_PROVIDED MATERIAL_.
--------
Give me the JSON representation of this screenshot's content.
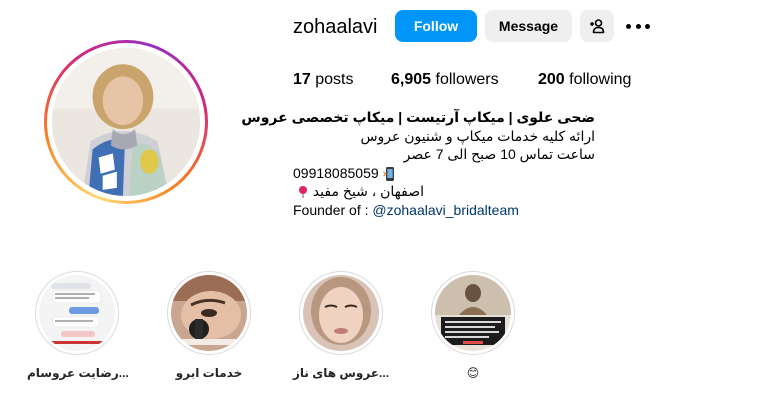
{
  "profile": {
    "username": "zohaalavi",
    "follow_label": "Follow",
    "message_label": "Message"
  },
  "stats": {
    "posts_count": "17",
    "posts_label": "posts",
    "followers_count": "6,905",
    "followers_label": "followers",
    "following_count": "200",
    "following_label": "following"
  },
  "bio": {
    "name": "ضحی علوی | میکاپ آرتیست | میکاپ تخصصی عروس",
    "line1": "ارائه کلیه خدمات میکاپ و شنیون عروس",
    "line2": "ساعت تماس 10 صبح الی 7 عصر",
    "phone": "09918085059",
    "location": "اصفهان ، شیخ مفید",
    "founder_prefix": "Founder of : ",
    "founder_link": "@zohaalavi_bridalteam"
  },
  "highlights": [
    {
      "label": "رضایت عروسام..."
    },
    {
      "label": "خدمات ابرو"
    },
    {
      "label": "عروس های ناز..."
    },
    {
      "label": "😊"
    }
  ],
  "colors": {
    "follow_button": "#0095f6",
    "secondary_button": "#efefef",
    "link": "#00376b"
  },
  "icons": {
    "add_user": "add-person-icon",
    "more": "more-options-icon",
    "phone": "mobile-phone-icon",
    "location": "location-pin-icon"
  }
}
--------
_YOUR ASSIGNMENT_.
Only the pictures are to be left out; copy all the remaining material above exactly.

_WRITTEN REPLY_.
Give me the JSON representation of this screenshot's content.
{
  "profile": {
    "username": "zohaalavi",
    "follow_label": "Follow",
    "message_label": "Message"
  },
  "stats": {
    "posts_count": "17",
    "posts_label": "posts",
    "followers_count": "6,905",
    "followers_label": "followers",
    "following_count": "200",
    "following_label": "following"
  },
  "bio": {
    "name": "ضحی علوی | میکاپ آرتیست | میکاپ تخصصی عروس",
    "line1": "ارائه کلیه خدمات میکاپ و شنیون عروس",
    "line2": "ساعت تماس 10 صبح الی 7 عصر",
    "phone": "09918085059",
    "location": "اصفهان ، شیخ مفید",
    "founder_prefix": "Founder of : ",
    "founder_link": "@zohaalavi_bridalteam"
  },
  "highlights": [
    {
      "label": "رضایت عروسام..."
    },
    {
      "label": "خدمات ابرو"
    },
    {
      "label": "عروس های ناز..."
    },
    {
      "label": "😊"
    }
  ],
  "colors": {
    "follow_button": "#0095f6",
    "secondary_button": "#efefef",
    "link": "#00376b"
  },
  "icons": {
    "add_user": "add-person-icon",
    "more": "more-options-icon",
    "phone": "mobile-phone-icon",
    "location": "location-pin-icon"
  }
}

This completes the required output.